/ Cricket

England in control of second Ashes Test as Aussies slump

Updated: Friday, 19 Jul 2013 19:04 | Comments

Tim Bresnan celebrates the wicket of Phil Hughes as the Aussie batting collapsed at Lord's
Tim Bresnan celebrates the wicket of Phil Hughes as the Aussie batting collapsed at Lord's

Graeme Swann came to the fore as England took control of the second Investec Ashes Test but Peter Siddle's late intervention ensured Australia were not quite down and out at Lord's.

A total of 16 wickets tumbled - 10 of them in a hapless Australian effort of 128 all out - as the 2013 series continued to write its own idiosyncratic script.

By stumps on day two the hosts, already 1-0 up from Trent Bridge, were 264 ahead on 31 for three, having opted not to enforce the follow-on.

Swann played the starring role, returning figures of five for 44 - his 16th Test five-for - and getting the occasional ball to turn lavishly out of the footmarks.

That the picture was not even bleaker for their opponents owed everything to Siddle, who picked up the scalps of Alastair Cook, Jonathan Trott and Kevin Pietersen in the final hour.

England's first innings was ended for 361 in the morning, Swann and Stuart Broad adding 48 quick-fire runs in a merry last-wicket stand that mitigated a strong start from Australia seamer Ryan Harris (five for 72).

That appeared to be a par score but a combination of disciplined bowling and dismal batting saw Australia respond with a paltry 128 all out.

Too many of the visiting batsmen were complicit in their dismissals as the innings was wrapped up inside 53.3 overs.

Only Shane Watson (30) and captain Michael Clarke (30) passed 15, as wickets tumbled at regular intervals - James Anderson and Broad taking one apiece and the recalled Tim Bresnan justifying his selection in place of Steven Finn with two for 28.

Ashton Agar, the debutant whose 98 from number 11 spared Australia's first-innings blushes in the series opener, was this time run out sloppily for two.

England followed their standard policy of batting again, despite a lead of 233, but they struggled.

Siddle castled Cook, then persuaded Trott to play on for a duck before Pietersen played a wild stroke to join them in the pavilion.

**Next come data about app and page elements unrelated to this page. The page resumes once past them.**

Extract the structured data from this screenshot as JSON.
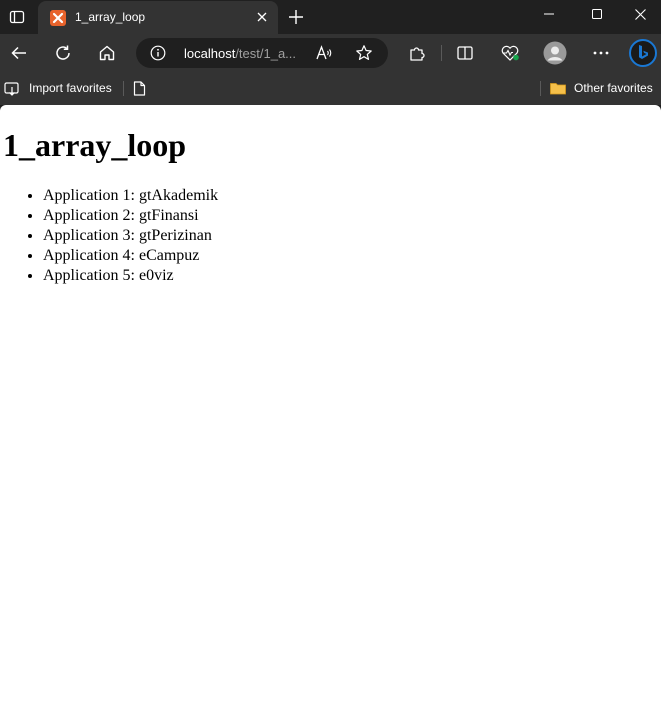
{
  "browser": {
    "tab": {
      "title": "1_array_loop",
      "favicon": "xampp-favicon-icon"
    },
    "address": {
      "host": "localhost",
      "path": "/test/1_a..."
    },
    "favorites": {
      "import_label": "Import favorites",
      "other_label": "Other favorites"
    },
    "colors": {
      "frame": "#202020",
      "toolbar": "#333333",
      "address_bg": "#1f1f1f",
      "favicon": "#e8632c",
      "bing": "#1a78d4"
    }
  },
  "page": {
    "heading": "1_array_loop",
    "items": [
      "Application 1: gtAkademik",
      "Application 2: gtFinansi",
      "Application 3: gtPerizinan",
      "Application 4: eCampuz",
      "Application 5: e0viz"
    ]
  }
}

User contributions and/or comments do not, unless specifically stated, represent the views of RTÉ.ie or RTÉ.
Click here for Terms of use